Last month, CMCI’s own Dr Harvey G Cohen premiered material from his upcoming book “Footlight Parade and Hollywood’s New Deal,” at the Historians of the Twentieth-Century annual conference in Middleberg, in the Netherlands. Reception was very positive, and based on the presentation, Cohen received an invitation to present material from the book at a conference on “Hollywood and the Great Depression,” sponsored by the British Library in 2013.
Cohen’s next book, now nearing completion, focuses on the 1933 Warner Bros. musical Footlight Parade, demonstrating why it is both a supremely entertaining and historically important film that reflects the Great Depression in Hollywood and around the United States in intriguing and surprising ways. It shows how the Warner brothers, though extremely public supporters and personal friends of President Franklin Roosevelt in their activism and their films, actually set about undermining the President’s New Deal policies during 1933, trying to ensure that the pain of the Great Depression fell upon artists and technicians in the film industry, not moguls and executives like themselves.

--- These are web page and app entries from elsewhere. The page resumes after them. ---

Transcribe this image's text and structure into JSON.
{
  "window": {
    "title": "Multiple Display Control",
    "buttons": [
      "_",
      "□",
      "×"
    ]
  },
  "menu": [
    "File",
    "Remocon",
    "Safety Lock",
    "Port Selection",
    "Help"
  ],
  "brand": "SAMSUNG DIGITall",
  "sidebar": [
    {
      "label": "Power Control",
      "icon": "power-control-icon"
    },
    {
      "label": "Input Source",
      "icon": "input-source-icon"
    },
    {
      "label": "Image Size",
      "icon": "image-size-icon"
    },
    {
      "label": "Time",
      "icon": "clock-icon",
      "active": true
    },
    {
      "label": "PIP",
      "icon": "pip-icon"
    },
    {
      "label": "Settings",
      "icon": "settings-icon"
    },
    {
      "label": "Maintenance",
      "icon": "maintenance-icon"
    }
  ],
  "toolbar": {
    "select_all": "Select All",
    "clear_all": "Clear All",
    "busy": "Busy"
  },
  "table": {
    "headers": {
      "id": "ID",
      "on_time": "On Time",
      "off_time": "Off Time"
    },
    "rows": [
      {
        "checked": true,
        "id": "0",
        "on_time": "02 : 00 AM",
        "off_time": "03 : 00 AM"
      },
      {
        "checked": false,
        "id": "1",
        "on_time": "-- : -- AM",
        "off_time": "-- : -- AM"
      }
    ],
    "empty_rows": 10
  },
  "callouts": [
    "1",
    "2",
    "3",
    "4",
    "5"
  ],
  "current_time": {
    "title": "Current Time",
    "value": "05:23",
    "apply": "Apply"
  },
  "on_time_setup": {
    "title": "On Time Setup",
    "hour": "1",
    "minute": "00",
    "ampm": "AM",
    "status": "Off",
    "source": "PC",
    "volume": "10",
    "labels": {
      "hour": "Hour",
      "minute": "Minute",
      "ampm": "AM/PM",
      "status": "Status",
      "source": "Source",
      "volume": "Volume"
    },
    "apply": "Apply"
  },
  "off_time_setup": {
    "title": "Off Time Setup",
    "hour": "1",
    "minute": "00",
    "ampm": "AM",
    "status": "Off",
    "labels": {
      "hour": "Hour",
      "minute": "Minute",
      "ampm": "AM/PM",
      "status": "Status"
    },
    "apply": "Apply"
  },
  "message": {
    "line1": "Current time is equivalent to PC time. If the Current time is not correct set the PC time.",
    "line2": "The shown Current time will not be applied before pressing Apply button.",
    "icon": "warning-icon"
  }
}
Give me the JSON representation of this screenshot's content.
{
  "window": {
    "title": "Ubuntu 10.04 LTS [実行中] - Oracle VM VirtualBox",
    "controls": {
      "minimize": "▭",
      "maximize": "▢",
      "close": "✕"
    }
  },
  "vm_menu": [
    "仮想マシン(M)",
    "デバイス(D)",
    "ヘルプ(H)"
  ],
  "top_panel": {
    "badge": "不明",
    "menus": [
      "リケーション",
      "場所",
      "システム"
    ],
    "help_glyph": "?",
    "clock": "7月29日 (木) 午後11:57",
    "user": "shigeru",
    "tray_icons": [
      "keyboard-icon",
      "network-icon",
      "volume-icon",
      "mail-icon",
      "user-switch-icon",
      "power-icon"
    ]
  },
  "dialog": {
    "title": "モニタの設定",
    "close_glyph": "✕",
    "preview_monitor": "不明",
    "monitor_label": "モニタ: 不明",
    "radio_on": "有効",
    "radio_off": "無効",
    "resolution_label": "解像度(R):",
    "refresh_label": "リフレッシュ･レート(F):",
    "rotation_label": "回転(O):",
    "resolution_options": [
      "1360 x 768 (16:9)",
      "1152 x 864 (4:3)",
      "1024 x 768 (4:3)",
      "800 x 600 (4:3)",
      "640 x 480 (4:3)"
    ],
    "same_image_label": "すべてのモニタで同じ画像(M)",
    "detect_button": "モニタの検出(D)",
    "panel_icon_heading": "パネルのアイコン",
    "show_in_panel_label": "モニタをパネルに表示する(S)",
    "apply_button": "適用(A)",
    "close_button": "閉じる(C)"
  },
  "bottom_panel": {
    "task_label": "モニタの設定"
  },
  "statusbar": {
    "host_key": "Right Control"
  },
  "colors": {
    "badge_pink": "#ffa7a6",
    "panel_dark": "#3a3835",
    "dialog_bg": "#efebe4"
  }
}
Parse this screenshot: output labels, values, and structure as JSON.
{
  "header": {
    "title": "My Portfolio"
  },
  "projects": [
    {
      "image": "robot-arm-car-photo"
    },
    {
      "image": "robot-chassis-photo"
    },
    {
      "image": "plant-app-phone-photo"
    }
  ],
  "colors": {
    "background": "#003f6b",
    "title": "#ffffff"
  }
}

Through the application of much original research and analysis, Cohen’s book argues that the film as well as various motion-picture industry controversies from the year 1933 acted as previously ignored catalysts for the eventual end of the classic Hollywood studio system in the years following World War II.